PROMPT: Copy every line below that has the word "Event" in it.
*** DATA FOR THE TASK ***
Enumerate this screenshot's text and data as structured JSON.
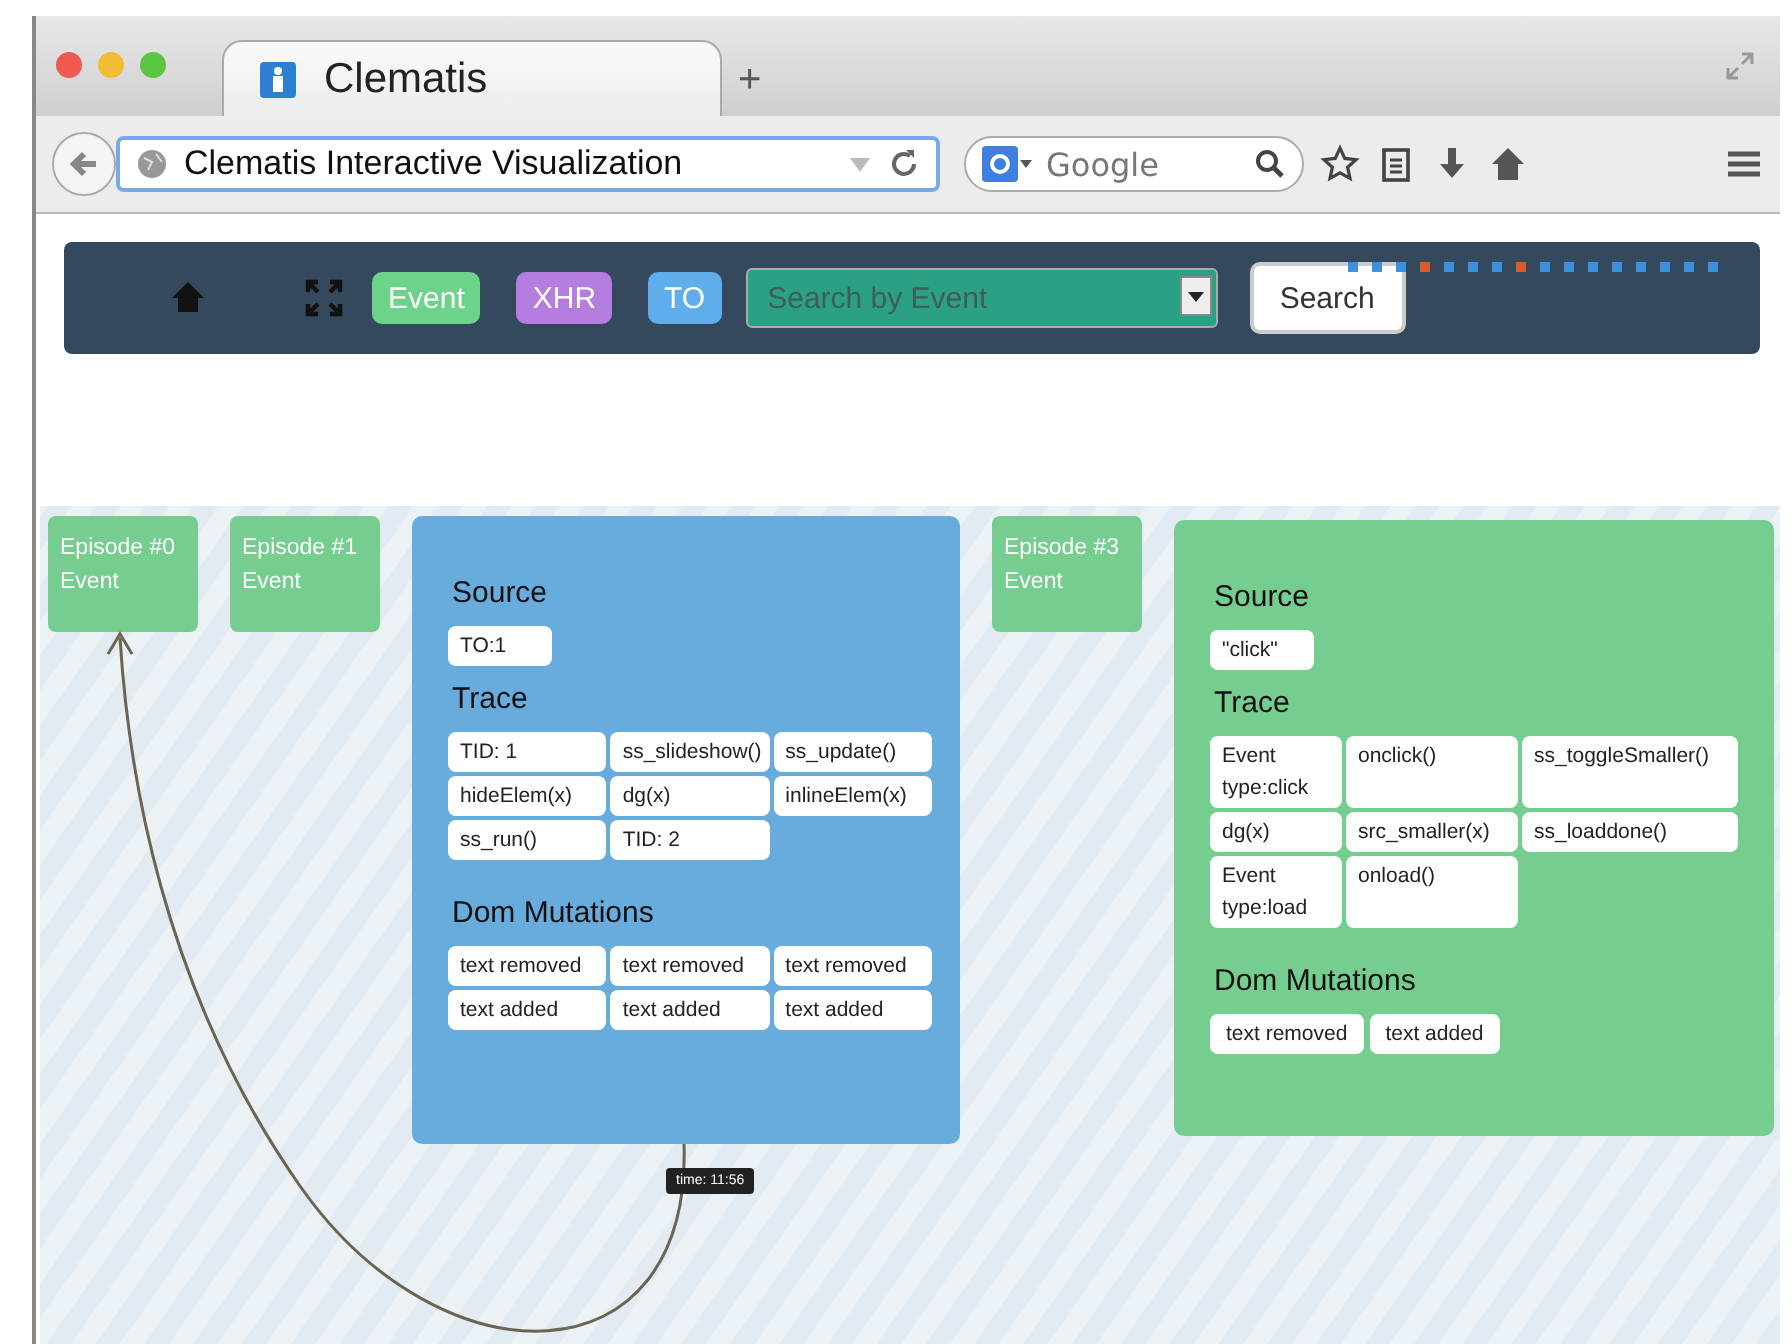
{
  "browser": {
    "tab_title": "Clematis",
    "new_tab": "+",
    "address": "Clematis Interactive Visualization",
    "search_placeholder": "Google"
  },
  "navbar": {
    "filters": [
      {
        "label": "Event",
        "color": "#6dd28a"
      },
      {
        "label": "XHR",
        "color": "#b57ddf"
      },
      {
        "label": "TO",
        "color": "#5fadea"
      }
    ],
    "search": {
      "placeholder": "Search by Event"
    },
    "search_button": "Search"
  },
  "episodes": [
    {
      "kind": "collapsed",
      "title": "Episode #0",
      "type": "Event",
      "color": "#75cd90"
    },
    {
      "kind": "collapsed",
      "title": "Episode #1",
      "type": "Event",
      "color": "#75cd90"
    },
    {
      "kind": "expanded",
      "color": "#67acdc",
      "sections": [
        {
          "heading": "Source",
          "items": [
            "TO:1"
          ]
        },
        {
          "heading": "Trace",
          "items": [
            "TID: 1",
            "ss_slideshow()",
            "ss_update()",
            "hideElem(x)",
            "dg(x)",
            "inlineElem(x)",
            "ss_run()",
            "TID: 2"
          ]
        },
        {
          "heading": "Dom Mutations",
          "items": [
            "text removed",
            "text removed",
            "text removed",
            "text added",
            "text added",
            "text added"
          ]
        }
      ]
    },
    {
      "kind": "collapsed",
      "title": "Episode #3",
      "type": "Event",
      "color": "#75cd90"
    },
    {
      "kind": "expanded",
      "color": "#75cd90",
      "sections": [
        {
          "heading": "Source",
          "items": [
            "\"click\""
          ]
        },
        {
          "heading": "Trace",
          "items": [
            "Event type:click",
            "onclick()",
            "ss_toggleSmaller()",
            "dg(x)",
            "src_smaller(x)",
            "ss_loaddone()",
            "Event type:load",
            "onload()"
          ]
        },
        {
          "heading": "Dom Mutations",
          "items": [
            "text removed",
            "text added"
          ]
        }
      ]
    }
  ],
  "tooltip": "time: 11:56"
}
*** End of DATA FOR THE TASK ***
RESPONSE TO THE TASK:
        "label": "Event",
      "placeholder": "Search by Event"
      "type": "Event",
      "type": "Event",
      "type": "Event",
            "Event type:click",
            "Event type:load",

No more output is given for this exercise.